Hence, I was totally stoked when the long rumored Police reunion tour took shape, and I took away a number of things from the show that I saw here in Cleveland. As much of a fan as I was, I had really never paid that much attention to Andy Summers as a guitar player. That was the shocker of it all - when I saw the Police show, I actually enjoyed watching Summers and Stewart Copeland more than I did Sting. Summers whipped off some wicked licks for a 64 year old guy, and if Copeland was in it for the check, well he certainly went for every dollar of that check very passionately on both performances that I saw. Copeland was an absolute monster behind the kit. My complete review of the gig can be found right here.

Over all, this reunion for me has had the impact that a Led Zeppelin reunion would have on many others. Just like the solo show that I saw from Sting, the tickets were pricey, but The Police delivered the goods.
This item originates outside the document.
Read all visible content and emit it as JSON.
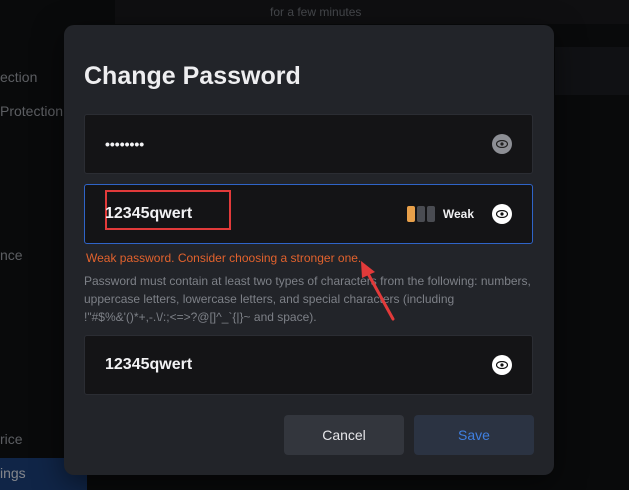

The band is back on the road this year, and will be coming as close as Columbus and Detroit, and I'm leaning towards hitting up the Detroit date, because it would be pretty cool to see the band at the former Pine Knob (now DTE Energy Music Center.)

As gung ho as I am about seeing the band again, it seems that there are people that aren't making plans for a return Police visit. I read this with interest on the latest dispatch from Bob Lefsetz:

Hey Bob,

I was just going to trash this email having de-activated my account but I knew that the email I sent to them in response would not get a reply so I thought I would share it with you guys instead.

Millions of people like me joined at a hundred bucks a pop to get the "best seats in the house" for their local Police reunion tour concerts. (The website was originally titled before they realized they’d have to change the name to keep raking in the cash after the band got off the road). The "limited edition" poster they sent out to everyone as gravy was an unremarkable shot of the band circa 1977, which fairminded folks put straight up on ebay to claw back a few dollars and a shred of their dignity.

But get this…in the email they sent me, they were informing that they were about to AUTOMATICALLY RE-CHARGE MY CREDIT CARD the $100 renewal for another year’s membership!

So here’s what I wrote in response:


I just received my membership renewal email. It is blatantly clear to me that you are attempting to automatically renew peoples’ accounts because you know that no-one in their right mind would fall for this scam twice, and you’re trying to dip your hand in our pockets one last time.

I joined your website to get GOOD seats to my local Police concert. I bought my tickets THE MINUTE they went on sale and the seats were half-way back in the arena. Surely, SURELY the fan club ticket allocation should have been, all things being equal, the best seats in the house. Of course, keep the front three rows of the arena for competition winners and the band’s family, friends and hangers-on, but beyond that, the people running these shows and this website should have made sure that the people who were big enough fans to drop $100 ON TOP OF the $225 tickets should be front and centre.

You have made millions of dollars with the scam of a website and I am delighted to finally be rid of you. I used to love The Police, but my memories of them will forever be tainted by this huge money-grabbing fiasco they have endorsed with their once-good name.

I don’t expect a response to this email as I suspect that right about now your mailbox is being flooded with emails just like this one.

Goodbye, and good riddance.